Dataset Block Start

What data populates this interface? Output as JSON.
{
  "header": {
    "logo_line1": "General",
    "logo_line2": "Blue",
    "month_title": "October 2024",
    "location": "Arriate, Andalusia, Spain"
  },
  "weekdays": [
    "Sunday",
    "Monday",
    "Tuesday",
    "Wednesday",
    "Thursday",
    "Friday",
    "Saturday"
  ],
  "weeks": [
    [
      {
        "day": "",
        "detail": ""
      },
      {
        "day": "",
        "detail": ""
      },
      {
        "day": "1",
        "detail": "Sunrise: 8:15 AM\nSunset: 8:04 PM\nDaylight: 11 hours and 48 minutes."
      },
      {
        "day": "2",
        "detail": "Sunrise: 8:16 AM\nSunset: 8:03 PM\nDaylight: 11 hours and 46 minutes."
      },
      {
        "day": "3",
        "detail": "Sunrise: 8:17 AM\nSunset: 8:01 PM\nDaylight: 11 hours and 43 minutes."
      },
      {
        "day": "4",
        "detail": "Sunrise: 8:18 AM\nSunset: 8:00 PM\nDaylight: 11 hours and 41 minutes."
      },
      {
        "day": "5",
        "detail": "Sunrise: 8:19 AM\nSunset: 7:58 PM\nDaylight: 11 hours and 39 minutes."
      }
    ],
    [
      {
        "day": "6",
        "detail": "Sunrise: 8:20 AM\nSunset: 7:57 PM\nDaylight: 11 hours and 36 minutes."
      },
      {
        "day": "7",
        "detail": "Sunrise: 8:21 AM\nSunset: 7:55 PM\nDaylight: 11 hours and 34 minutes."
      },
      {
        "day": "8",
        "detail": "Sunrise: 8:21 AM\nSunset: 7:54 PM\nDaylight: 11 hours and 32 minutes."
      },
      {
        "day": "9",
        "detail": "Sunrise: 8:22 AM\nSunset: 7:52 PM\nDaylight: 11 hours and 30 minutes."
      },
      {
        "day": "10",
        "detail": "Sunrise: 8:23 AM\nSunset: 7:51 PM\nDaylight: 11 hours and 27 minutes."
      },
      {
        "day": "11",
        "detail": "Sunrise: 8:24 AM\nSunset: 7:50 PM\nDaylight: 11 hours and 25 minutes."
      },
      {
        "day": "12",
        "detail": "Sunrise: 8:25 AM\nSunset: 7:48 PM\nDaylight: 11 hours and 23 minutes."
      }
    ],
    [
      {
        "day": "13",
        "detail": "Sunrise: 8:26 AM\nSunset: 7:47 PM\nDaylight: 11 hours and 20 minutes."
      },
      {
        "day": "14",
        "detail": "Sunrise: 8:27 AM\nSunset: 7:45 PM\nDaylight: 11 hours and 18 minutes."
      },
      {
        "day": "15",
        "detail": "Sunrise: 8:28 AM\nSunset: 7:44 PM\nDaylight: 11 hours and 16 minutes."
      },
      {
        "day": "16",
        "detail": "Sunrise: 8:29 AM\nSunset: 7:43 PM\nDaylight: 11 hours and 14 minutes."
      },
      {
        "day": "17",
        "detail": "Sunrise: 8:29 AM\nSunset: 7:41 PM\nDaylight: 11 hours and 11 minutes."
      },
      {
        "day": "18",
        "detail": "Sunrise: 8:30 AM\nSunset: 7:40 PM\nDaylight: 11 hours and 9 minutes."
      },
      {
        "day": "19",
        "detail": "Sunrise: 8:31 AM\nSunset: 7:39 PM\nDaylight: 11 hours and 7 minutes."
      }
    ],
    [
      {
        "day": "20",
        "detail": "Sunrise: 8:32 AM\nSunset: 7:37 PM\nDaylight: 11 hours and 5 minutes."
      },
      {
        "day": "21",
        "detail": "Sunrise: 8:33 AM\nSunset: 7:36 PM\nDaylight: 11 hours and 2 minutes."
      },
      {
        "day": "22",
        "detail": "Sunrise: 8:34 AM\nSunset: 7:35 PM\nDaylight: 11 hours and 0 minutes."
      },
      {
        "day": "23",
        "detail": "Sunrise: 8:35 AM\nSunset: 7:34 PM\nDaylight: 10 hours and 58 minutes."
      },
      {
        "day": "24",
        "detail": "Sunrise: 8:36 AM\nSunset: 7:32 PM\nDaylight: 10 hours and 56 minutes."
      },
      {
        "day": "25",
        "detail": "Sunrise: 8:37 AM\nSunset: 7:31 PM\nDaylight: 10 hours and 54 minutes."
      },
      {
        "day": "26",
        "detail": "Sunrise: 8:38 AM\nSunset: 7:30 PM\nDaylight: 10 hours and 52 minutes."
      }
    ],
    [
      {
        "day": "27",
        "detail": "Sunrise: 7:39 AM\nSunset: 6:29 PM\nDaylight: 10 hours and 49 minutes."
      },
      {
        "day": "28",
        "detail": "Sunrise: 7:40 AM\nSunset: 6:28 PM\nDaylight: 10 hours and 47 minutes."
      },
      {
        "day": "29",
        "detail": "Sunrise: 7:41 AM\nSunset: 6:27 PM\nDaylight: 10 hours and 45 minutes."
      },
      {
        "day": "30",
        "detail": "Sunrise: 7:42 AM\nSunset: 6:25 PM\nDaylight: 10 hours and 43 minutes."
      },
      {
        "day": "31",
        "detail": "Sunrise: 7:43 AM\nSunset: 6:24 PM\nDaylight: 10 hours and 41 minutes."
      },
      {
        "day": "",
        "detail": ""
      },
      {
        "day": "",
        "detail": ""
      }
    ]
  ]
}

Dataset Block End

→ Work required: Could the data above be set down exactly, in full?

→ Task answer:
What data populates this interface? Output as JSON.
{
  "header": {
    "logo_line1": "General",
    "logo_line2": "Blue",
    "month_title": "October 2024",
    "location": "Arriate, Andalusia, Spain"
  },
  "weekdays": [
    "Sunday",
    "Monday",
    "Tuesday",
    "Wednesday",
    "Thursday",
    "Friday",
    "Saturday"
  ],
  "weeks": [
    [
      {
        "day": "",
        "detail": ""
      },
      {
        "day": "",
        "detail": ""
      },
      {
        "day": "1",
        "detail": "Sunrise: 8:15 AM\nSunset: 8:04 PM\nDaylight: 11 hours and 48 minutes."
      },
      {
        "day": "2",
        "detail": "Sunrise: 8:16 AM\nSunset: 8:03 PM\nDaylight: 11 hours and 46 minutes."
      },
      {
        "day": "3",
        "detail": "Sunrise: 8:17 AM\nSunset: 8:01 PM\nDaylight: 11 hours and 43 minutes."
      },
      {
        "day": "4",
        "detail": "Sunrise: 8:18 AM\nSunset: 8:00 PM\nDaylight: 11 hours and 41 minutes."
      },
      {
        "day": "5",
        "detail": "Sunrise: 8:19 AM\nSunset: 7:58 PM\nDaylight: 11 hours and 39 minutes."
      }
    ],
    [
      {
        "day": "6",
        "detail": "Sunrise: 8:20 AM\nSunset: 7:57 PM\nDaylight: 11 hours and 36 minutes."
      },
      {
        "day": "7",
        "detail": "Sunrise: 8:21 AM\nSunset: 7:55 PM\nDaylight: 11 hours and 34 minutes."
      },
      {
        "day": "8",
        "detail": "Sunrise: 8:21 AM\nSunset: 7:54 PM\nDaylight: 11 hours and 32 minutes."
      },
      {
        "day": "9",
        "detail": "Sunrise: 8:22 AM\nSunset: 7:52 PM\nDaylight: 11 hours and 30 minutes."
      },
      {
        "day": "10",
        "detail": "Sunrise: 8:23 AM\nSunset: 7:51 PM\nDaylight: 11 hours and 27 minutes."
      },
      {
        "day": "11",
        "detail": "Sunrise: 8:24 AM\nSunset: 7:50 PM\nDaylight: 11 hours and 25 minutes."
      },
      {
        "day": "12",
        "detail": "Sunrise: 8:25 AM\nSunset: 7:48 PM\nDaylight: 11 hours and 23 minutes."
      }
    ],
    [
      {
        "day": "13",
        "detail": "Sunrise: 8:26 AM\nSunset: 7:47 PM\nDaylight: 11 hours and 20 minutes."
      },
      {
        "day": "14",
        "detail": "Sunrise: 8:27 AM\nSunset: 7:45 PM\nDaylight: 11 hours and 18 minutes."
      },
      {
        "day": "15",
        "detail": "Sunrise: 8:28 AM\nSunset: 7:44 PM\nDaylight: 11 hours and 16 minutes."
      },
      {
        "day": "16",
        "detail": "Sunrise: 8:29 AM\nSunset: 7:43 PM\nDaylight: 11 hours and 14 minutes."
      },
      {
        "day": "17",
        "detail": "Sunrise: 8:29 AM\nSunset: 7:41 PM\nDaylight: 11 hours and 11 minutes."
      },
      {
        "day": "18",
        "detail": "Sunrise: 8:30 AM\nSunset: 7:40 PM\nDaylight: 11 hours and 9 minutes."
      },
      {
        "day": "19",
        "detail": "Sunrise: 8:31 AM\nSunset: 7:39 PM\nDaylight: 11 hours and 7 minutes."
      }
    ],
    [
      {
        "day": "20",
        "detail": "Sunrise: 8:32 AM\nSunset: 7:37 PM\nDaylight: 11 hours and 5 minutes."
      },
      {
        "day": "21",
        "detail": "Sunrise: 8:33 AM\nSunset: 7:36 PM\nDaylight: 11 hours and 2 minutes."
      },
      {
        "day": "22",
        "detail": "Sunrise: 8:34 AM\nSunset: 7:35 PM\nDaylight: 11 hours and 0 minutes."
      },
      {
        "day": "23",
        "detail": "Sunrise: 8:35 AM\nSunset: 7:34 PM\nDaylight: 10 hours and 58 minutes."
      },
      {
        "day": "24",
        "detail": "Sunrise: 8:36 AM\nSunset: 7:32 PM\nDaylight: 10 hours and 56 minutes."
      },
      {
        "day": "25",
        "detail": "Sunrise: 8:37 AM\nSunset: 7:31 PM\nDaylight: 10 hours and 54 minutes."
      },
      {
        "day": "26",
        "detail": "Sunrise: 8:38 AM\nSunset: 7:30 PM\nDaylight: 10 hours and 52 minutes."
      }
    ],
    [
      {
        "day": "27",
        "detail": "Sunrise: 7:39 AM\nSunset: 6:29 PM\nDaylight: 10 hours and 49 minutes."
      },
      {
        "day": "28",
        "detail": "Sunrise: 7:40 AM\nSunset: 6:28 PM\nDaylight: 10 hours and 47 minutes."
      },
      {
        "day": "29",
        "detail": "Sunrise: 7:41 AM\nSunset: 6:27 PM\nDaylight: 10 hours and 45 minutes."
      },
      {
        "day": "30",
        "detail": "Sunrise: 7:42 AM\nSunset: 6:25 PM\nDaylight: 10 hours and 43 minutes."
      },
      {
        "day": "31",
        "detail": "Sunrise: 7:43 AM\nSunset: 6:24 PM\nDaylight: 10 hours and 41 minutes."
      },
      {
        "day": "",
        "detail": ""
      },
      {
        "day": "",
        "detail": ""
      }
    ]
  ]
}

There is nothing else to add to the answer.